— PROBLEM DETAILS —
Please return all lines of the data below containing the string "label".

━━━ INPUT FOR THIS TASK ━━━

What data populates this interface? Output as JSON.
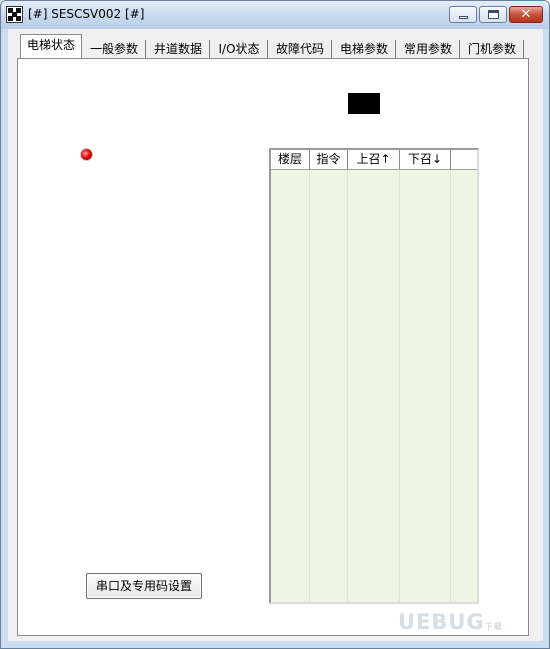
{
  "window": {
    "title": "[#] SESCSV002 [#]"
  },
  "tabs": [
    {
      "label": "电梯状态",
      "active": true
    },
    {
      "label": "一般参数"
    },
    {
      "label": "井道数据"
    },
    {
      "label": "I/O状态"
    },
    {
      "label": "故障代码"
    },
    {
      "label": "电梯参数"
    },
    {
      "label": "常用参数"
    },
    {
      "label": "门机参数"
    }
  ],
  "status": {
    "led_color": "#e00000",
    "floor_display_text": ""
  },
  "floor_table": {
    "columns": [
      "楼层",
      "指令",
      "上召↑",
      "下召↓"
    ],
    "rows": []
  },
  "buttons": {
    "port_settings": "串口及专用码设置"
  },
  "watermark": "UEBUG",
  "watermark_sub": "下载"
}
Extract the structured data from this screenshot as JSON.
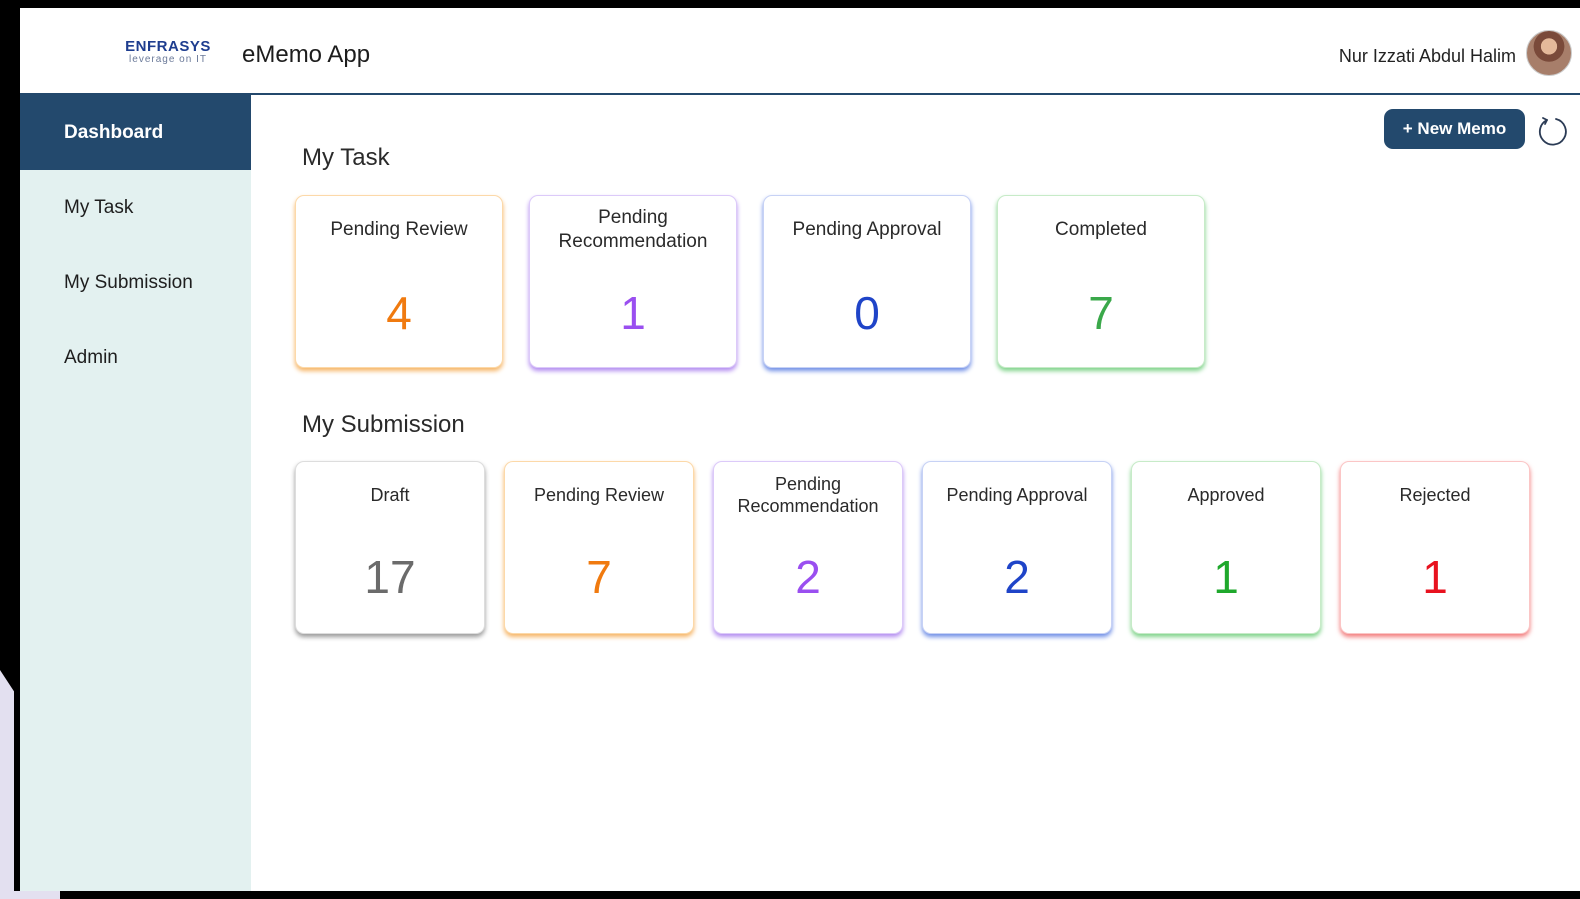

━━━

— ANSWER BOX —
      "label": "电梯状态",
      "label": "一般参数"
      "label": "井道数据"
      "label": "I/O状态"
      "label": "故障代码"
      "label": "电梯参数"
      "label": "常用参数"
      "label": "门机参数"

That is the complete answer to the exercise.